Letchworth Village Anticipates a Rebirth in the Hudson Valley
After closing its doors for good in 1996, the former mental institution looks forward to a new life as a hotel and golf course.
Letchworth Village - Rockland County, New York
Doug Kerr from Albany, NY, United States / Wikimedia Commons
Of all the historic settings in the Hudson Valley, few rivet quite the interest that Letchworth Village does. Located in Thiells, the institution first took root in the region in 1911, when it offered a community living space for mentally and physically disabled children and adults. The operation began as a saving grace for patients who needed full-time attendance and expert care, taking some of the pressure away from the overcrowded facilities at places like Bellevue Hospital in New York. Yet after it reached, and then exceeded its 3,000-patient limit in 1935, its quality of care deteriorated after pleas for funding went unanswered.
By the time newsman Geraldo Rivera released Willowbrook: The Last Great Disgrace, his Peabody Award-winning documentary that spotlighted the crowded, unsanitary, and neglectful atmosphere inside Letchworth Village and Willowbrook State School on Staten Island, the Thiells site was already on its way to an eventual downfall in 1996.
Spent a few hours exploring Letchworth Village, an abandoned insane asylum, in Thiells NY yesterday. It's a bit creepy. Some of the buildings housed the elderly, some housed little ones (toddler age). Most of the building look, inside, as though they just up and left one day leaving everything as it stood. The kids housing had rows of abandoned, tiny, beds. Kind of glad those shots didn't come out well as they sight of the beds was rather disturbing. #Letchworth #Abandoned #Asylum Pt 2
Even after the space deinstitutionalized, the property continued to find uses with both the towns of Haverstraw and Stony Point, which purchased the land for the Philip J. Rotella and Patriot Hills golf courses. As for the buildings on the property, some of them found new life as community centers, schools, and public service buildings

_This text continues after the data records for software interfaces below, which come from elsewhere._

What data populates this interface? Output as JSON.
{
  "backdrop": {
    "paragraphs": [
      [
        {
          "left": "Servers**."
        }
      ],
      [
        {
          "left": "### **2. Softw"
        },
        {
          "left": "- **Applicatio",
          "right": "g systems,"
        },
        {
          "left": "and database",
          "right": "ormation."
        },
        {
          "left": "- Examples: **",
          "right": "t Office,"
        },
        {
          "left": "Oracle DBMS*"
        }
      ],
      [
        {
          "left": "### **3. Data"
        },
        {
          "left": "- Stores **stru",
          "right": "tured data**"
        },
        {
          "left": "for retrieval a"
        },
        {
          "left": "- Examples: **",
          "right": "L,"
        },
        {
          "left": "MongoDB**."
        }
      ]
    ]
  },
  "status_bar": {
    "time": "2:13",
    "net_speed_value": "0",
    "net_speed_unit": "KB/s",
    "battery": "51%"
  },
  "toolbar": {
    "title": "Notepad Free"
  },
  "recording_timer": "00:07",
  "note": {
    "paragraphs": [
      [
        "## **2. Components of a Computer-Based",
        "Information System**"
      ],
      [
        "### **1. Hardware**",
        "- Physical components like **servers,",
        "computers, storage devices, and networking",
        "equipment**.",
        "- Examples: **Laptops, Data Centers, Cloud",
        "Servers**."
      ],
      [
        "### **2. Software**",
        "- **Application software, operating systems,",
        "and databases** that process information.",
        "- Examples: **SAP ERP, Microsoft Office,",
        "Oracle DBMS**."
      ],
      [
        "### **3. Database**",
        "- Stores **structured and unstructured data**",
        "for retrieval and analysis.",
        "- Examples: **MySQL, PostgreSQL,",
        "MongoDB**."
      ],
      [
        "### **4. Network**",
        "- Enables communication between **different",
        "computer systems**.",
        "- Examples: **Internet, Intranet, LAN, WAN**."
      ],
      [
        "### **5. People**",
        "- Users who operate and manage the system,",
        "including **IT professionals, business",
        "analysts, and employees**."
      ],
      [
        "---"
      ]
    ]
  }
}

Now, in 2019, Letchworth anticipates a true rebirth.
If the town of Stony Point gets its way, it will sell its claims on Letchworth Village to development group Patriot Park Hills LLC. Currently, the group and the town currently have a memorandum of understanding (MOU) for the sale of the 200-acre Patriot Hills Golf Course and 25 acres of the Letchworth property. They currently await legislature approval for the ownership transfer, since part of the anticipated contract will involve historic grounds (in fact, five of the holes on the course are designated parkland).
“We’re waiting on the State Office of General Services to review the deeds,” explains Stony Point Town Supervisor Jim Monaghan, adding that the provisional deeds require stipulations designed to protect the golf course terrain and some of the historic buildings on the Letchworth grounds.
As for what Letchworth will become, that remains in the hands of Patriot Park Hills LLC. Notably, the organization does have local ties, thanks to the fact that two of its three founding members are Stony Point residents. Raja Amar, the project leader and a Stony Point local, is also the CEO of Portables Unlimited, LLC, a T-Mobile wholesaler based in Nanuet. Joining him is fellow local Brion Hayman and Lawrence Melchionda, a New Jersey native who works with Amar as the COO and vice president of Portables Unlimited.
While the developers await the deed approval from the state during the next few weeks, they already have a provisional plan for how they’ll transform the site. The golf course will stay as it is, although it will be enhanced with onsite locker rooms and showers. It will be accessible to both Stony Point residents, who will receive a reduced rate, and the Hudson Valley community at large. In regard to the rest of the Letchworth property, it will welcome a hotel and conference center to attract visitors and help make Stony Point more of a tourism destination. Many of the Letchworth buildings will be preserved to keep the site’s history intact.
As long as the grounds – and the golf course – remain accessible to locals, Monaghan and the Stony Point have an optimistic outlook on the overall development.
“We want to make sure that the golf course remains a golf course,” he stresses.